#### Assigned task:
Every line of the records below that holds the word "name" belongs in the answer.

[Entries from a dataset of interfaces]
* * * * *

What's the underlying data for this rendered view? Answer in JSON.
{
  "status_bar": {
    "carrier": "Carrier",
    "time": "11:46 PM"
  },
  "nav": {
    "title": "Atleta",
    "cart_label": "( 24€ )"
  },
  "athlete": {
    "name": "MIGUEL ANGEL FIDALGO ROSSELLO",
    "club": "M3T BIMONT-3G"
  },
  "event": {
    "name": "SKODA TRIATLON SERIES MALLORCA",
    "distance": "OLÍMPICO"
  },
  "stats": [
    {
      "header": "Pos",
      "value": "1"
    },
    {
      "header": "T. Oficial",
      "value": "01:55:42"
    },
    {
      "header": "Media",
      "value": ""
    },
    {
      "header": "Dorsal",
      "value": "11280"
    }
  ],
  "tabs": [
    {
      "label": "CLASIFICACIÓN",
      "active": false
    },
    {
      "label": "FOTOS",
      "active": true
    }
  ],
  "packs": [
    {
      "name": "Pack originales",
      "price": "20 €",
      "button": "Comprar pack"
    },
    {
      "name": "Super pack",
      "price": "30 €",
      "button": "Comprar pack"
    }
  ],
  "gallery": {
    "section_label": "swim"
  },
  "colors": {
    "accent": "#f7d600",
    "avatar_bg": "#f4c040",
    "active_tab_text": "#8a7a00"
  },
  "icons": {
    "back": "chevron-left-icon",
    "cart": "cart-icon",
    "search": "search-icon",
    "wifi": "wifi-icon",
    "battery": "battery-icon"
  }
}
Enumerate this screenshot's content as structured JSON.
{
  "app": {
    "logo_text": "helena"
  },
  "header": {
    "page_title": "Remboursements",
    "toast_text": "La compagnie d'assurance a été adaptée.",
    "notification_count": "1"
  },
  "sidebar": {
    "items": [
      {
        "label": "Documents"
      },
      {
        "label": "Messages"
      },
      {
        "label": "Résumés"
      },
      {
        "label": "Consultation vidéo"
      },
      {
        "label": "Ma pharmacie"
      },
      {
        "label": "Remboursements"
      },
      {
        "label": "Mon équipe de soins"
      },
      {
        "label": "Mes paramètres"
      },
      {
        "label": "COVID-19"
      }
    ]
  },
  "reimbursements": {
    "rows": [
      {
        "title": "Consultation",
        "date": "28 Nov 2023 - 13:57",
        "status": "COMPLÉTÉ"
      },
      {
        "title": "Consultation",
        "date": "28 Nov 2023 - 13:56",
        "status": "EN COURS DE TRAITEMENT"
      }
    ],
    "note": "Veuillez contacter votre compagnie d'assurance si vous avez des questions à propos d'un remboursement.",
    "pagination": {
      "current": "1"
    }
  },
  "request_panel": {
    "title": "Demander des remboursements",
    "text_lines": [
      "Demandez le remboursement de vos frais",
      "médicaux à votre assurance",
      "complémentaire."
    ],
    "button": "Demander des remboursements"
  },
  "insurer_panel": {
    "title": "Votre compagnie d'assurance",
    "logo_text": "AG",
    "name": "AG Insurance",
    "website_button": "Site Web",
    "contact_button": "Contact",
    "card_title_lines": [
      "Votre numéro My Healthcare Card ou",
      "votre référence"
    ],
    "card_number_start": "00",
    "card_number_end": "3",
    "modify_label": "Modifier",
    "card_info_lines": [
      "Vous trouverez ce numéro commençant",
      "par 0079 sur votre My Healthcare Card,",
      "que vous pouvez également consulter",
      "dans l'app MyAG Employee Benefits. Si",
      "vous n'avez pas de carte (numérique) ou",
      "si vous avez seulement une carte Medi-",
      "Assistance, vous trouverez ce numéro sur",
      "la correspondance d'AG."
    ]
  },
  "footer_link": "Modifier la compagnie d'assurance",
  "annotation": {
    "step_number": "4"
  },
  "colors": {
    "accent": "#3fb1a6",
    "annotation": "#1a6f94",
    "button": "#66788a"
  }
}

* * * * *

#### Solved problem:
    "name": "MIGUEL ANGEL FIDALGO ROSSELLO",
    "name": "SKODA TRIATLON SERIES MALLORCA",
      "name": "Pack originales",
      "name": "Super pack",
    "name": "AG Insurance",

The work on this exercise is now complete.